Pashta: Natural grieving goes through several stages and takes many forms. There are tears and sadness; anger at the situation, the dead person, and oneself (all the things you could have done but didn’t). But then there’s laughter, and the need to deal with mundane things, and nothing unfolds in a pre-determined order. But it goes like that, moving in and out of intense emotions. That’s healthy grieving. When you’re doing a home funeral, sometimes the tears just pour, but then someone might drop the toothbrush being used to clean their loved one’s teeth, and everyone will start laughing. Then someone will need to go get another towel because there aren’t enough, or put on a pot of tea because everyone has been washing the body, standing for a long time, and singing, and their voices are giving out, and they’re tired. There’s also the tasks of doing paperwork, feeding people, greeting visitors… there’s a rhythm that unfolds in those three to six days, going into and out of different kinds of emotion. It’s much healthier than just being in grief, or just in “crisis calm,” which is what most people default to after a death. This is a kind of numbness or shock, where tears spurt up once in a while, but mostly the emotions are cut off. This is a survival response that allows people to deal with practical things. But in a home funeral setting there are several people doing organizational tasks, and there’s time to feel, and people to witness and mirror those emotions.
In our culture, we are so isolated in grief. Most employers give a maximum of two weeks bereavement leave, and then it’s back to work like nothing’s changed. No one wants you to cry in front of them, and you might not want to cry in front of anyone else because they may still be grieving a loved one and you might trigger their tears – and we’re not supposed to make people cry. No one wants to talk about it or let it happen, so all that emotion gets held inside. That you’re grieving the loss of a relationship in isolation from your remaining relationships makes the wound even deeper. When you have that three to six days to cry, laugh, do mundane things, go out and play basketball then come back and cry some more, there’s a community of grief created where everyone has permission – to grieve, yes, but also to laugh, be angry, be relieved. That’s a big one in our culture. You’re not allowed to say, “My mom finally died and I’m so relieved!” And we are not allowed to say to people who have been caregiving for a long time, “I’m so glad that your mom died – that she’s released, and you’re released.” Yet, that’s a reality.
It didn’t used to be the case that people had a prolonged dying over several years, but now it’s common and we need to give each other permission to acknowledge that. The foundation of this permission is built during a home funeral, but it extends beyond that. People feel like they’re able to call each other up and be received when they’re having a hard day and grief is really present for them. There is none of that common fear that when someone goes into grief, they may stay there forever, get highly depressed and commit suicide. Because they’ve already experienced and witnessed in each other that cycle of emotions, they know that they will be able to carry on with the rest of their lives after a moment of catharsis, so it’s okay to let it happen. This also makes it a lot easier to plan things like what you’re going to do with your loved one’s ashes. There are so many boxes of ashes sitting in the back of closets because the family won’t get together to talk about it out of fear that they’ll prolong the grieving process. The one-year anniversary of a death can be even more emotional than the initial loss, so when permission to grieve is already established, it can make that experience more meaningful and helpful for everyone.

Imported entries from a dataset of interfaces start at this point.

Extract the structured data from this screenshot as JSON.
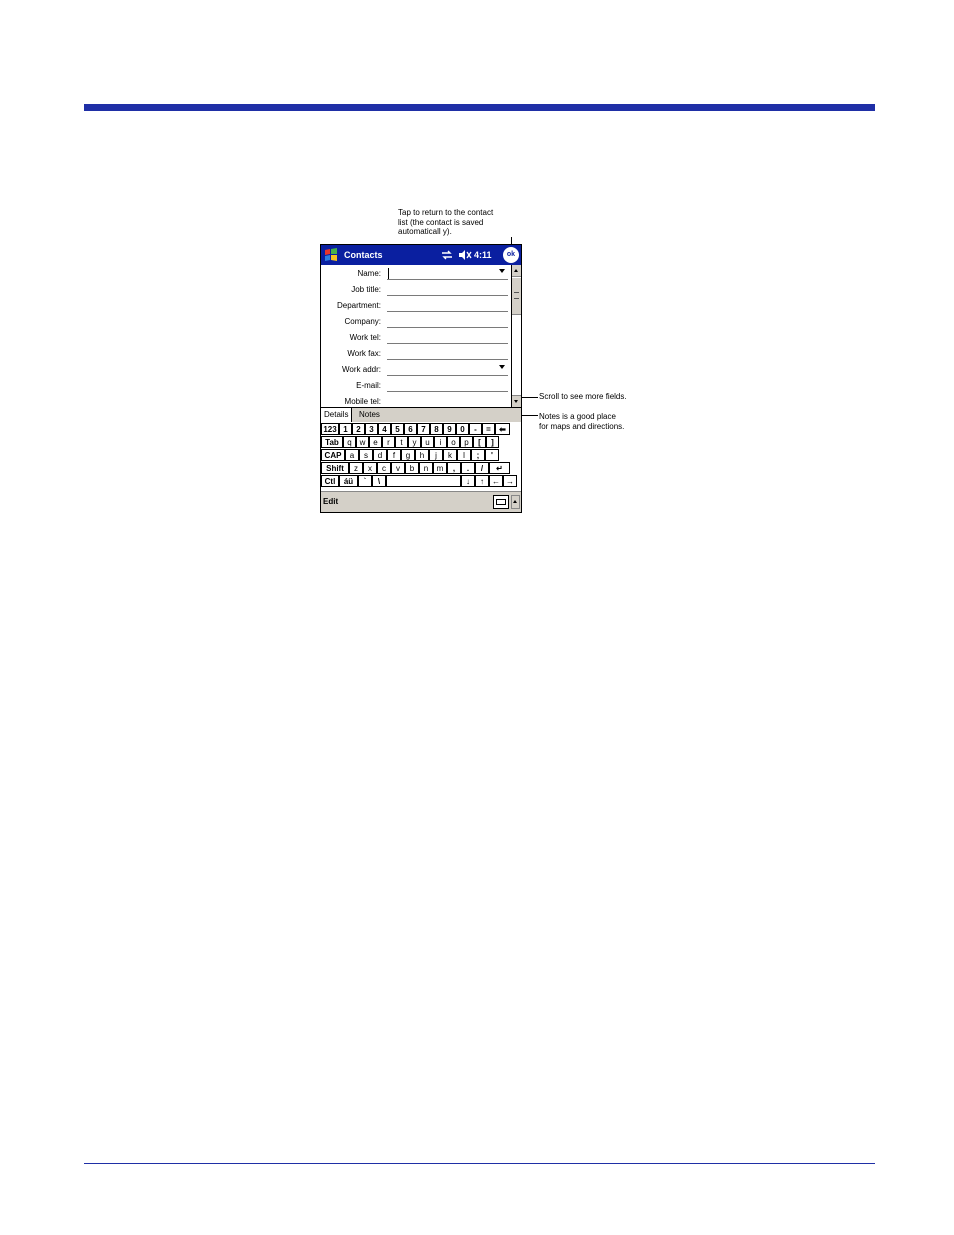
{
  "callouts": {
    "ok": "Tap to return to the contact\nlist (the contact is saved\nautomaticall y).",
    "scroll": "Scroll to see more fields.",
    "notes": "Notes is a good place\nfor maps and directions."
  },
  "titlebar": {
    "app": "Contacts",
    "time": "4:11",
    "ok_label": "ok"
  },
  "fields": [
    {
      "label": "Name:",
      "dropdown": true
    },
    {
      "label": "Job title:",
      "dropdown": false
    },
    {
      "label": "Department:",
      "dropdown": false
    },
    {
      "label": "Company:",
      "dropdown": false
    },
    {
      "label": "Work tel:",
      "dropdown": false
    },
    {
      "label": "Work fax:",
      "dropdown": false
    },
    {
      "label": "Work addr:",
      "dropdown": true
    },
    {
      "label": "E-mail:",
      "dropdown": false
    },
    {
      "label": "Mobile tel:",
      "dropdown": false
    }
  ],
  "tabs": {
    "details": "Details",
    "notes": "Notes"
  },
  "keyboard": {
    "row1": [
      "123",
      "1",
      "2",
      "3",
      "4",
      "5",
      "6",
      "7",
      "8",
      "9",
      "0",
      "-",
      "=",
      "⬅"
    ],
    "row2": [
      "Tab",
      "q",
      "w",
      "e",
      "r",
      "t",
      "y",
      "u",
      "i",
      "o",
      "p",
      "[",
      "]"
    ],
    "row3": [
      "CAP",
      "a",
      "s",
      "d",
      "f",
      "g",
      "h",
      "j",
      "k",
      "l",
      ";",
      "'"
    ],
    "row4": [
      "Shift",
      "z",
      "x",
      "c",
      "v",
      "b",
      "n",
      "m",
      ",",
      ".",
      "/",
      "↵"
    ],
    "row5": [
      "Ctl",
      "áü",
      "`",
      "\\",
      "",
      "↓",
      "↑",
      "←",
      "→"
    ]
  },
  "menubar": {
    "edit": "Edit"
  },
  "colors": {
    "accent": "#1f2fa6",
    "titlebar": "#0a1fa0"
  }
}
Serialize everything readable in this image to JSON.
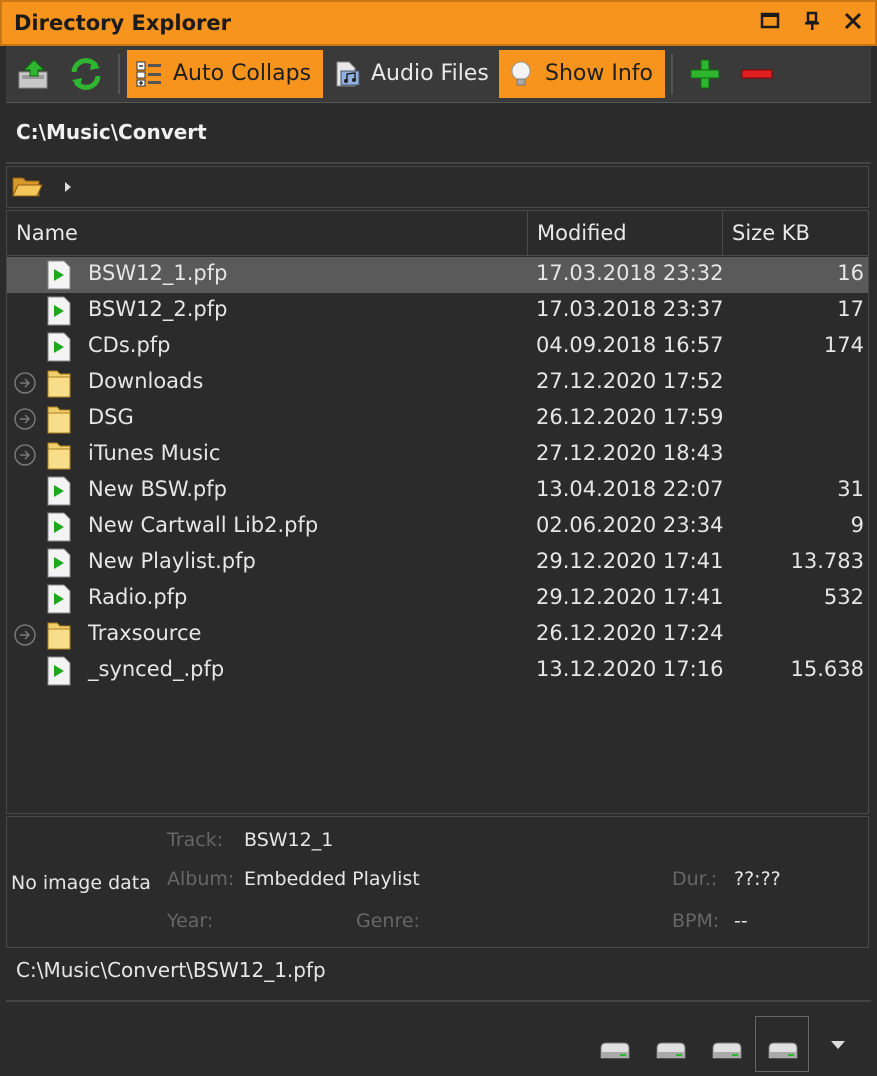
{
  "window": {
    "title": "Directory Explorer",
    "buttons": [
      {
        "name": "maximize-icon",
        "glyph": "□"
      },
      {
        "name": "pin-icon",
        "glyph": "⊥"
      },
      {
        "name": "close-icon",
        "glyph": "✕"
      }
    ]
  },
  "toolbar": {
    "auto_collapse": {
      "label": "Auto Collaps",
      "active": true
    },
    "audio_files": {
      "label": "Audio Files",
      "active": false
    },
    "show_info": {
      "label": "Show Info",
      "active": true
    }
  },
  "current_path": "C:\\Music\\Convert",
  "columns": {
    "name": "Name",
    "modified": "Modified",
    "size": "Size KB"
  },
  "rows": [
    {
      "type": "file",
      "name": "BSW12_1.pfp",
      "modified": "17.03.2018 23:32",
      "size": "16",
      "selected": true
    },
    {
      "type": "file",
      "name": "BSW12_2.pfp",
      "modified": "17.03.2018 23:37",
      "size": "17"
    },
    {
      "type": "file",
      "name": "CDs.pfp",
      "modified": "04.09.2018 16:57",
      "size": "174"
    },
    {
      "type": "folder",
      "name": "Downloads",
      "modified": "27.12.2020 17:52",
      "size": ""
    },
    {
      "type": "folder",
      "name": "DSG",
      "modified": "26.12.2020 17:59",
      "size": ""
    },
    {
      "type": "folder",
      "name": "iTunes Music",
      "modified": "27.12.2020 18:43",
      "size": ""
    },
    {
      "type": "file",
      "name": "New BSW.pfp",
      "modified": "13.04.2018 22:07",
      "size": "31"
    },
    {
      "type": "file",
      "name": "New Cartwall Lib2.pfp",
      "modified": "02.06.2020 23:34",
      "size": "9"
    },
    {
      "type": "file",
      "name": "New Playlist.pfp",
      "modified": "29.12.2020 17:41",
      "size": "13.783"
    },
    {
      "type": "file",
      "name": "Radio.pfp",
      "modified": "29.12.2020 17:41",
      "size": "532"
    },
    {
      "type": "folder",
      "name": "Traxsource",
      "modified": "26.12.2020 17:24",
      "size": ""
    },
    {
      "type": "file",
      "name": "_synced_.pfp",
      "modified": "13.12.2020 17:16",
      "size": "15.638"
    }
  ],
  "info": {
    "no_image": "No image data",
    "track_label": "Track:",
    "track_value": "BSW12_1",
    "album_label": "Album:",
    "album_value": "Embedded Playlist",
    "year_label": "Year:",
    "genre_label": "Genre:",
    "dur_label": "Dur.:",
    "dur_value": "??:??",
    "bpm_label": "BPM:",
    "bpm_value": "--"
  },
  "status_path": "C:\\Music\\Convert\\BSW12_1.pfp",
  "colors": {
    "accent": "#f7941d",
    "background": "#2b2b2b",
    "selection": "#5a5a5a"
  }
}
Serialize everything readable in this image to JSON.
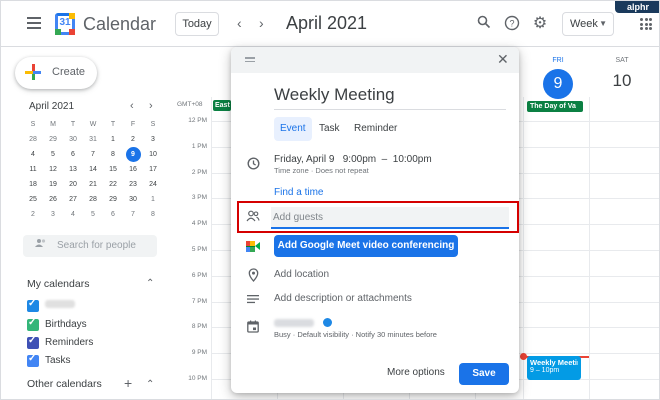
{
  "app": {
    "title": "Calendar",
    "logo_day": "31"
  },
  "watermark": "alphr",
  "toolbar": {
    "today_label": "Today",
    "prev_arrow": "‹",
    "next_arrow": "›",
    "month_title": "April 2021",
    "search_glyph": "⌕",
    "help_glyph": "?",
    "settings_glyph": "⚙",
    "view_select": "Week",
    "view_caret": "▼"
  },
  "sidebar": {
    "create_label": "Create",
    "mini_calendar": {
      "title": "April 2021",
      "prev": "‹",
      "next": "›",
      "weekday_headers": [
        "S",
        "M",
        "T",
        "W",
        "T",
        "F",
        "S"
      ],
      "weeks": [
        [
          "28",
          "29",
          "30",
          "31",
          "1",
          "2",
          "3"
        ],
        [
          "4",
          "5",
          "6",
          "7",
          "8",
          "9",
          "10"
        ],
        [
          "11",
          "12",
          "13",
          "14",
          "15",
          "16",
          "17"
        ],
        [
          "18",
          "19",
          "20",
          "21",
          "22",
          "23",
          "24"
        ],
        [
          "25",
          "26",
          "27",
          "28",
          "29",
          "30",
          "1"
        ],
        [
          "2",
          "3",
          "4",
          "5",
          "6",
          "7",
          "8"
        ]
      ],
      "selected_day": "9"
    },
    "search_people_placeholder": "Search for people",
    "my_calendars_title": "My calendars",
    "my_calendars_caret": "⌃",
    "my_calendars": [
      {
        "label": "",
        "color": "#1e88e5",
        "redacted": true
      },
      {
        "label": "Birthdays",
        "color": "#33b679"
      },
      {
        "label": "Reminders",
        "color": "#3f51b5"
      },
      {
        "label": "Tasks",
        "color": "#4285f4"
      }
    ],
    "other_calendars_title": "Other calendars",
    "other_calendars_add": "+",
    "other_calendars_caret": "⌃"
  },
  "week_grid": {
    "timezone": "GMT+08",
    "hours": [
      "12 PM",
      "1 PM",
      "2 PM",
      "3 PM",
      "4 PM",
      "5 PM",
      "6 PM",
      "7 PM",
      "8 PM",
      "9 PM",
      "10 PM"
    ],
    "allday_left_event": "East",
    "friday": {
      "name": "FRI",
      "num": "9"
    },
    "saturday": {
      "name": "SAT",
      "num": "10"
    },
    "allday_friday_event": "The Day of Va",
    "event": {
      "title": "Weekly Meetin",
      "time": "9 – 10pm",
      "color": "#039be5"
    }
  },
  "dialog": {
    "title": "Weekly Meeting",
    "tabs": [
      "Event",
      "Task",
      "Reminder"
    ],
    "active_tab": "Event",
    "datetime": "Friday, April 9   9:00pm  –  10:00pm",
    "datetime_sub": "Time zone · Does not repeat",
    "find_time": "Find a time",
    "guests_placeholder": "Add guests",
    "meet_button": "Add Google Meet video conferencing",
    "location": "Add location",
    "description": "Add description or attachments",
    "owner_sub": "Busy · Default visibility · Notify 30 minutes before",
    "more_options": "More options",
    "save_label": "Save",
    "close_glyph": "✕",
    "highlight_color": "#d50000"
  }
}
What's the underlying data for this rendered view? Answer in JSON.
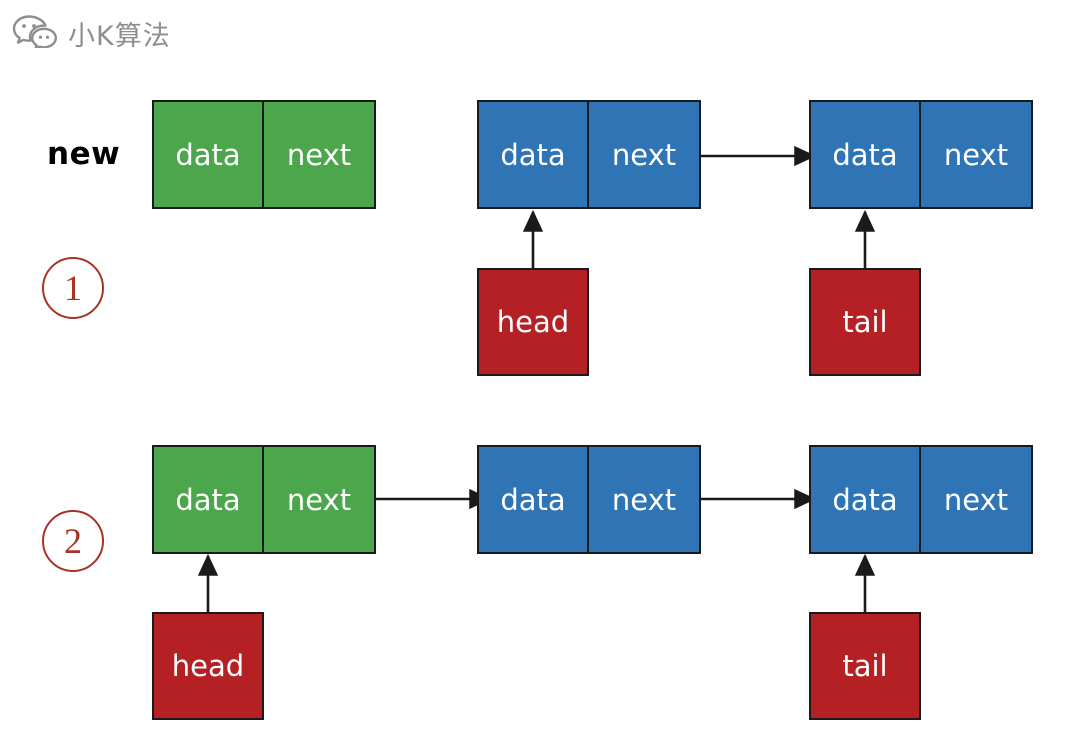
{
  "watermark": {
    "icon": "wechat-bubbles-icon",
    "text": "小K算法",
    "color": "#8e8e8e"
  },
  "colors": {
    "new_node": "#4ca64c",
    "list_node": "#2f74b5",
    "pointer_box": "#b52025",
    "marker": "#a93226",
    "stroke": "#1a1a1a",
    "label": "#000000",
    "background": "#ffffff"
  },
  "labels": {
    "new": "new"
  },
  "steps": [
    {
      "marker": "1",
      "nodes": [
        {
          "id": "new-node",
          "color": "green",
          "data_label": "data",
          "next_label": "next"
        },
        {
          "id": "node-head",
          "color": "blue",
          "data_label": "data",
          "next_label": "next"
        },
        {
          "id": "node-tail",
          "color": "blue",
          "data_label": "data",
          "next_label": "next"
        }
      ],
      "pointers": [
        {
          "id": "head-pointer",
          "label": "head"
        },
        {
          "id": "tail-pointer",
          "label": "tail"
        }
      ]
    },
    {
      "marker": "2",
      "nodes": [
        {
          "id": "new-node-linked",
          "color": "green",
          "data_label": "data",
          "next_label": "next"
        },
        {
          "id": "node-middle",
          "color": "blue",
          "data_label": "data",
          "next_label": "next"
        },
        {
          "id": "node-tail-2",
          "color": "blue",
          "data_label": "data",
          "next_label": "next"
        }
      ],
      "pointers": [
        {
          "id": "head-pointer-2",
          "label": "head"
        },
        {
          "id": "tail-pointer-2",
          "label": "tail"
        }
      ]
    }
  ]
}
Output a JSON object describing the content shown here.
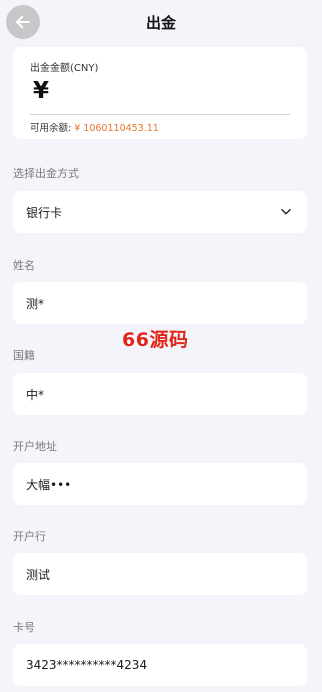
{
  "header": {
    "title": "出金"
  },
  "amount": {
    "label": "出金金额(CNY)",
    "currency_symbol": "¥",
    "value": "",
    "balance_label": "可用余额:",
    "balance_value": "¥ 1060110453.11"
  },
  "method": {
    "label": "选择出金方式",
    "value": "银行卡"
  },
  "name": {
    "label": "姓名",
    "value": "测*"
  },
  "nationality": {
    "label": "国籍",
    "value": "中*"
  },
  "address": {
    "label": "开户地址",
    "value": "大幅•••"
  },
  "bank": {
    "label": "开户行",
    "value": "测试"
  },
  "card": {
    "label": "卡号",
    "value": "3423**********4234"
  },
  "watermark": "66源码",
  "colors": {
    "accent": "#e8772e",
    "background": "#f4f5fa",
    "watermark": "#e1261c"
  }
}
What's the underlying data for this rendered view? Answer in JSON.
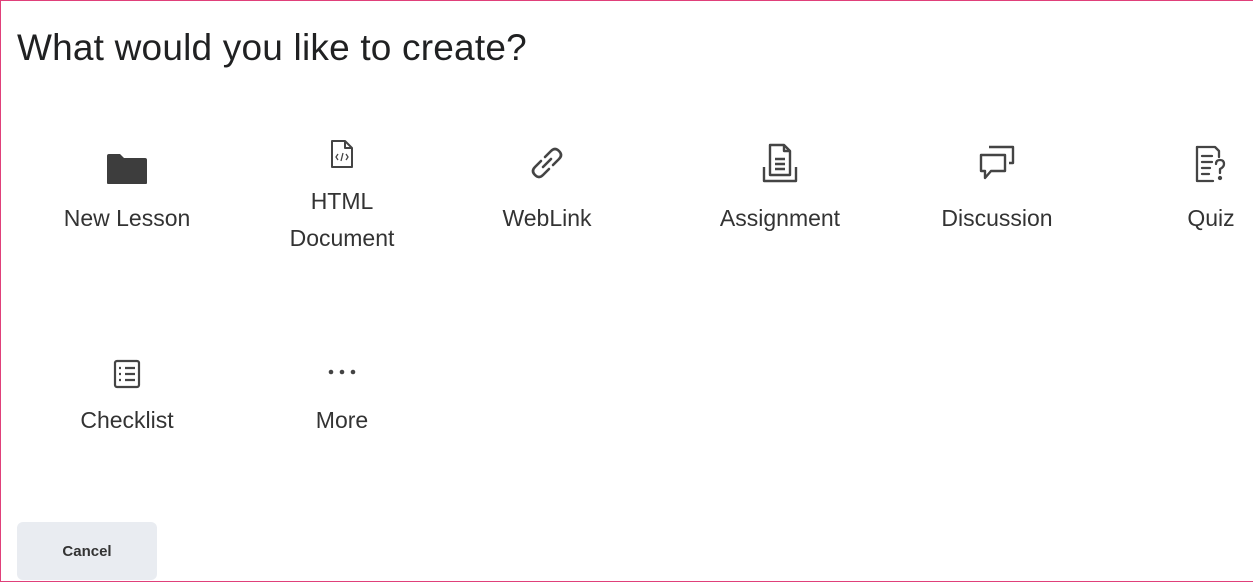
{
  "dialog": {
    "title": "What would you like to create?",
    "accent_color": "#e0407a",
    "options": [
      {
        "label": "New Lesson",
        "icon": "folder-icon"
      },
      {
        "label_line1": "HTML",
        "label_line2": "Document",
        "icon": "html-document-icon"
      },
      {
        "label": "WebLink",
        "icon": "link-icon"
      },
      {
        "label": "Assignment",
        "icon": "assignment-icon"
      },
      {
        "label": "Discussion",
        "icon": "discussion-icon"
      },
      {
        "label": "Quiz",
        "icon": "quiz-icon"
      },
      {
        "label": "Checklist",
        "icon": "checklist-icon"
      },
      {
        "label": "More",
        "icon": "more-icon"
      }
    ],
    "cancel_label": "Cancel"
  }
}
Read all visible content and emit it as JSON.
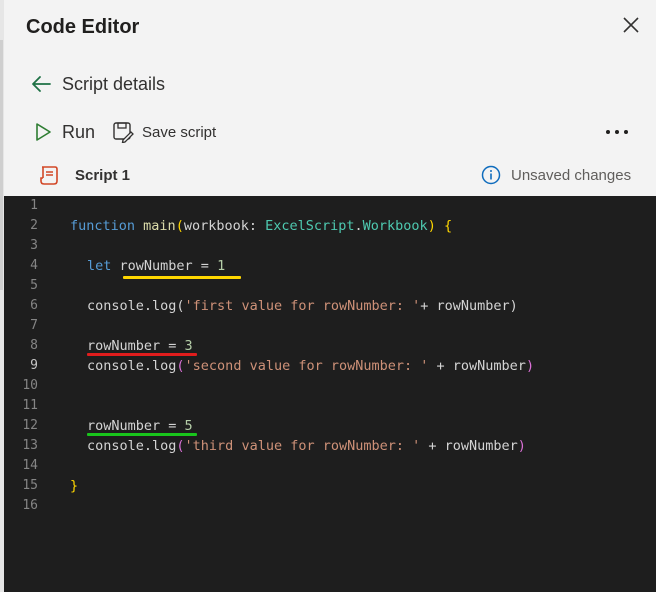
{
  "panel": {
    "title": "Code Editor",
    "back_label": "Script details",
    "run_label": "Run",
    "save_label": "Save script",
    "script_name": "Script 1",
    "status": "Unsaved changes"
  },
  "icons": {
    "close": "close-icon",
    "back": "arrow-left-icon",
    "run": "play-icon",
    "save": "save-script-icon",
    "more": "more-horizontal-icon",
    "script": "script-file-icon",
    "info": "info-icon"
  },
  "colors": {
    "accent": "#1e7145",
    "run_icon": "#2e7d32",
    "script_icon": "#d24726",
    "info_icon": "#0f6cbd",
    "editor_bg": "#1e1e1e",
    "underline_1": "#ffd700",
    "underline_2": "#e11d1d",
    "underline_3": "#19c51c"
  },
  "editor": {
    "line_numbers": [
      "1",
      "2",
      "3",
      "4",
      "5",
      "6",
      "7",
      "8",
      "9",
      "10",
      "11",
      "12",
      "13",
      "14",
      "15",
      "16"
    ],
    "code": {
      "l2": {
        "kw": "function",
        "fn": "main",
        "open": "(",
        "param": "workbook: ",
        "type1": "ExcelScript",
        "dot": ".",
        "type2": "Workbook",
        "close": ")",
        "brace": " {"
      },
      "l4": {
        "kw": "let",
        "var": "rowNumber = ",
        "num": "1"
      },
      "l6": {
        "pre": "console.log(",
        "str": "'first value for rowNumber: '",
        "post": "+ rowNumber)"
      },
      "l8": {
        "var": "rowNumber = ",
        "num": "3"
      },
      "l9": {
        "pre": "console.log",
        "open": "(",
        "str": "'second value for rowNumber: '",
        "post": " + rowNumber",
        "close": ")"
      },
      "l12": {
        "var": "rowNumber = ",
        "num": "5"
      },
      "l13": {
        "pre": "console.log",
        "open": "(",
        "str": "'third value for rowNumber: '",
        "post": " + rowNumber",
        "close": ")"
      },
      "l15": {
        "brace": "}"
      }
    }
  }
}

Keep an eye out for the third of this three-part interview next week (read it here).